The Securities and Exchange Commission may bring fraud charges against Harbinger Capital Management founder Philip Falcone and two other executives at the hedge fund.
Falcone, Omar Asali and Robin Roger have received Wells notices from the SEC, Harbinger said today. The regulator sends such notices when it is considering an enforcement action.
In Harbinger's case, the SEC is probing several matters, among them possible manipulative debt trading from 2006 through 2008, when Harbinger made a mint betting against subprime mortgages. The New York-based hedge fund had disclosed the investigation in April, but gave no indication a lawsuit was possible.
Much of Harbinger's debt trading at the time was in deals structured by Deutsche Bank. Harbinger gave no indication which trades might have it in trouble.
The SEC is also looking at a controversial $113 million loan Falcone took from his hedge funds to pay a tax bill. Falcone has since repaid that loan—earning his hedge funds a profit, he said.
Harbinger, which manages $5.7 billion, offered little in its statement, merely saying that the SEC is "alleging violations of the federal securities laws’ anti-fraud provisions in connection with matters previously disclosed and an additional matter regarding the circumstances and disclosure related to agreements with certain fund investors" and that it is "disappointed" by the Wells notices.
"If the SEC decides to bring an enforcement action, HCP and its affiliates intend to vigorously defend against it," the firm said.
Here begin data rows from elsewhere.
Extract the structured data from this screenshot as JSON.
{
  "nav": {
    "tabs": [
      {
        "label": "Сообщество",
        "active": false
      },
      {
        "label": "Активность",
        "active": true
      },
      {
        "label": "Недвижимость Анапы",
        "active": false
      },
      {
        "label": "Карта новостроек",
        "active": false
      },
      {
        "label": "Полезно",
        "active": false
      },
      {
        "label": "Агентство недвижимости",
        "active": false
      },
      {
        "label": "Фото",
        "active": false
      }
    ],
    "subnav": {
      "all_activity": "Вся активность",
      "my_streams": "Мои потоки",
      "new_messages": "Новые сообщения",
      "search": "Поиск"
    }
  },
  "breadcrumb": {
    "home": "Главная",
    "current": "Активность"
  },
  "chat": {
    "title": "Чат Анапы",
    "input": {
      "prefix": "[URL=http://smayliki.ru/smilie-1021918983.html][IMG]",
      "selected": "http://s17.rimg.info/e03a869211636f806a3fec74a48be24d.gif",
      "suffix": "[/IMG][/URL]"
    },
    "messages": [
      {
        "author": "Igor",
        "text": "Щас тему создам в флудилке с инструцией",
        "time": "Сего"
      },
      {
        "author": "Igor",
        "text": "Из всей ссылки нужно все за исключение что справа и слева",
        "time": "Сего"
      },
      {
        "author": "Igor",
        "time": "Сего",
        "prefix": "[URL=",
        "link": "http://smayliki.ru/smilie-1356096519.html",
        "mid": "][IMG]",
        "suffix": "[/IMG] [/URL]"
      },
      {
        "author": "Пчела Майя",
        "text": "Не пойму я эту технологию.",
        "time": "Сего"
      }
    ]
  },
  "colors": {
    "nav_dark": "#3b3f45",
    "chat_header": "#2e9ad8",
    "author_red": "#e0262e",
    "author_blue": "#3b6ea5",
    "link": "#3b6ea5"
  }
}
The Wells notices could not have come at a worse time for Harbinger, which is battling for approval of its LightSquared wireless Internet venture. The hedge fund has poured some $3 billion into the company, which has run into opposition from global positioning system users and from congressional Republicans, who believe LightSquared may have received preferential treatment from the White House.
They also culminate a difficult few years for Falcone. In addition to the controversial loan two years ago, he's taken two other high-profile loans, a $22.5 million mortgage on his Manhattan mansion and another in which he pledged part of his impressive art collection as collateral. In September, he and his wife were rapped for failing to pay their city real-estate tax bill. On the professional front, Falcone has also dealt with uproars over redemption restrictions and his creation of a permanent capital vehicle.
This week, Harbinger announced it would suspend redemptions from its Credit Distressed BlueLine Fund, which will be liquidated next year.